Computational Law

The Computational Law stream focuses explicitly on the changing forms of law in the digital. Focused on regtech. rules as code and automated decision-making, it concerns both the practical development and deployment of digital legal, regulatory and compliance tools and systems that enhance and support human wellbeing and the social and human impacts of these technologies. A significant further focus is on datafication and the public and private legal and regulatory regimes that organise, monetise, and share data, how these regimes interact with computational law systems, and changes that support better computational and decision-making outcomes.


The Automation stream examines the multiple and many ways that automation is affecting human and planetary futures. This ranges from the use of AI and automated processes by media platforms and private and public service providers, to real world deployment of automation in transport to robots and integrated smart technologies in health care and allied health services, legal services, agriculture, and defence.

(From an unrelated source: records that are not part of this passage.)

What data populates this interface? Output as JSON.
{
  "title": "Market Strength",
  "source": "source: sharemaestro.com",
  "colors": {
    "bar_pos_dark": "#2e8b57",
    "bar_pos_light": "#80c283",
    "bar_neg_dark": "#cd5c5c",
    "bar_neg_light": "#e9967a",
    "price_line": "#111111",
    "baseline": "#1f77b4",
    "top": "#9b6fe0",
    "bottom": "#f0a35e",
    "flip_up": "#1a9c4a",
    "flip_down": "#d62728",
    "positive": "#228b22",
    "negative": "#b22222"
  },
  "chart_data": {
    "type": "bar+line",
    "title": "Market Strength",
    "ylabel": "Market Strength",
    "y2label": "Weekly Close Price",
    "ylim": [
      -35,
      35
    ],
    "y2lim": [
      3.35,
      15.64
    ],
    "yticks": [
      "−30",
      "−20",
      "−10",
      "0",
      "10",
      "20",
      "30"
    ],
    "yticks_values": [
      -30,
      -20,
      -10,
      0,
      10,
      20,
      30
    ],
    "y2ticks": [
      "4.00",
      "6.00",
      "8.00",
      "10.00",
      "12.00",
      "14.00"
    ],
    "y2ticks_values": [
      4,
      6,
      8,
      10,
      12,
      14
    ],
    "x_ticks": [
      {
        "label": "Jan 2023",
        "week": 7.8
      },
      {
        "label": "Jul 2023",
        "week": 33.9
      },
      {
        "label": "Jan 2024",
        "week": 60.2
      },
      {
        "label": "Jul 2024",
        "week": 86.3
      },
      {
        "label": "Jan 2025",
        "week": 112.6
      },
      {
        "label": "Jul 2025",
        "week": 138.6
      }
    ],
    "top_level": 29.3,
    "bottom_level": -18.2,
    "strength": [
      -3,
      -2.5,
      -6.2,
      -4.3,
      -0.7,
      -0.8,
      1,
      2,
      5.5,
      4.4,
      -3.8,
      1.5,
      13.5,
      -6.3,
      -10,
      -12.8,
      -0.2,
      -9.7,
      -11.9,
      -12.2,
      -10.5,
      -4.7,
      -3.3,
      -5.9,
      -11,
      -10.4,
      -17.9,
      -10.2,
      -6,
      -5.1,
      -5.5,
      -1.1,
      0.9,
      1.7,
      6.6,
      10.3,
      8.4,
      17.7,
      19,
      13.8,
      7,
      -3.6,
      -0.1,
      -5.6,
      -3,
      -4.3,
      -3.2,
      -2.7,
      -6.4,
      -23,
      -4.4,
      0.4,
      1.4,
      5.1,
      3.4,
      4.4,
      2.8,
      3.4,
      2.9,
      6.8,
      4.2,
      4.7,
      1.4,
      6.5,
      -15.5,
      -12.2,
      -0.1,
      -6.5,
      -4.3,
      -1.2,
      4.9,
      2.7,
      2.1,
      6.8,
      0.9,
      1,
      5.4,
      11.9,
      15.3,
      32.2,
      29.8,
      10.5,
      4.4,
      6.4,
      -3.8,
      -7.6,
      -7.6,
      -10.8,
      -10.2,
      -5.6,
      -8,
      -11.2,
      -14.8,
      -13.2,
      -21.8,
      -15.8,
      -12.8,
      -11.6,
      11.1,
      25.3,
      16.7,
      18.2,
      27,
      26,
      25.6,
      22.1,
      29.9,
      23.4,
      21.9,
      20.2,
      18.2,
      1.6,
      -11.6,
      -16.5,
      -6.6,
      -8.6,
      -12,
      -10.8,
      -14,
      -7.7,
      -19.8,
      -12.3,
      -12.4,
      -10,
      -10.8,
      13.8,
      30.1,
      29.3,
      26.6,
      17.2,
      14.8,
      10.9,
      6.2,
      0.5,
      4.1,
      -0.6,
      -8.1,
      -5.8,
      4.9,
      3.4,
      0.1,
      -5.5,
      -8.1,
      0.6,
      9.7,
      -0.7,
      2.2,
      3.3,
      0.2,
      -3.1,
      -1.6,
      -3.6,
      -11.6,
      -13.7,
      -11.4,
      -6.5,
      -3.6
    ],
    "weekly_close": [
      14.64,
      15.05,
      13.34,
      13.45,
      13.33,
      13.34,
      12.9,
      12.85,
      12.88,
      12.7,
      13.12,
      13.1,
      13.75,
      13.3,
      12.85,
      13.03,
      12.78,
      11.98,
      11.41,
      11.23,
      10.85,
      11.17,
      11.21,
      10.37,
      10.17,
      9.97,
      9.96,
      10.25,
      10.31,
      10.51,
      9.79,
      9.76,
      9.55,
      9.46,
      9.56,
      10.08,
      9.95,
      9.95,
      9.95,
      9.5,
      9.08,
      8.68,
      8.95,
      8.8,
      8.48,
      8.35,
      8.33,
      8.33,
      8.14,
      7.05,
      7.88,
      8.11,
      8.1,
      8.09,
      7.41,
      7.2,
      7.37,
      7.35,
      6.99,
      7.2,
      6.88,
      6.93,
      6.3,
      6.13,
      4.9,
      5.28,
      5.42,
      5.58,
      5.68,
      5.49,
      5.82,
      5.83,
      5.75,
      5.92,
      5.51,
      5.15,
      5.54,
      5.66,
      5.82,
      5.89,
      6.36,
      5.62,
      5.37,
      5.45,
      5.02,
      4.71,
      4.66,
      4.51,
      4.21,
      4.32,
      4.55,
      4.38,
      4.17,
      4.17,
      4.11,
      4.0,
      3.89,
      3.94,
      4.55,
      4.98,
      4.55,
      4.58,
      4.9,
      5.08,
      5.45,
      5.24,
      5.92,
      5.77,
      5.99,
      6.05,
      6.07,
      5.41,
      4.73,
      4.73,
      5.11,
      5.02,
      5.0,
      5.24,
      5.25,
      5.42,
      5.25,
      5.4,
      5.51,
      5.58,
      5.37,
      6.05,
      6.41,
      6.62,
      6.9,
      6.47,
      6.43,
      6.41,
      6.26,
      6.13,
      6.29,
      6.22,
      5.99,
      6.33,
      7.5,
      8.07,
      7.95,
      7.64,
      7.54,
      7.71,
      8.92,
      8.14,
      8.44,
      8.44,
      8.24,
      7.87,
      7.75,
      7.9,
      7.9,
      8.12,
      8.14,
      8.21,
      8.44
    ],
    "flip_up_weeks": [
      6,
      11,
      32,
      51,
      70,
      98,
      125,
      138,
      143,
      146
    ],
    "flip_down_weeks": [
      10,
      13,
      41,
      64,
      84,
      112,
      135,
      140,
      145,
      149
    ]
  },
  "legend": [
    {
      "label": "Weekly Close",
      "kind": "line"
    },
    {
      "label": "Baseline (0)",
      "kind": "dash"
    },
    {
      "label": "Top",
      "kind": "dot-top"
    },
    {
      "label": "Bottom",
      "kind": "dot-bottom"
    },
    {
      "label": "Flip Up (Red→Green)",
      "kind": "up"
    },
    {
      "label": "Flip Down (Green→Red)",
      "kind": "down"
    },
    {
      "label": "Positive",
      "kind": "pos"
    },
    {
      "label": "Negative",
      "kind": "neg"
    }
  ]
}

A particular interest is how automation and digitalisation, such as smart contracts and blockchain are disrupting commerce, commercial and consumer law and the fundamental norms of commercial conduct.. It is also concerned with the intimate integration of automated and digital technologies into the human body.

This stream works towards developing critical accounts and practical frameworks for trust and safety in ensuring the benefits of automation for human and planetary futures.

Law, Humans and Non-Humans

Photo by Jyotirmoy Gupta on UnsplashThe Law, Humans and Non-Humans stream is founded on perspectives that past and present interactions of humans, technology and law have fundamentally changed the planet and its future. Connected to critical and cultural discourses and scholarship it explores the connections of technology and law to climate change and the non-human, global inequality, First Nation justice and what it means to be human. Through understanding the sociotechnical and legal structures that have caused planetary change, this research in this stream directly imagines how technology and law can adapt to change and support a diverse, resilient planetary community.

Image credits

Computational Law image courtesy of Massimo Virgilio on Unsplash
Autmoation image courtesy of 수안 최 on Unsplash
Law, Humans and Non-Humans image courtesy of Jyotirmoy Gupta on Unsplash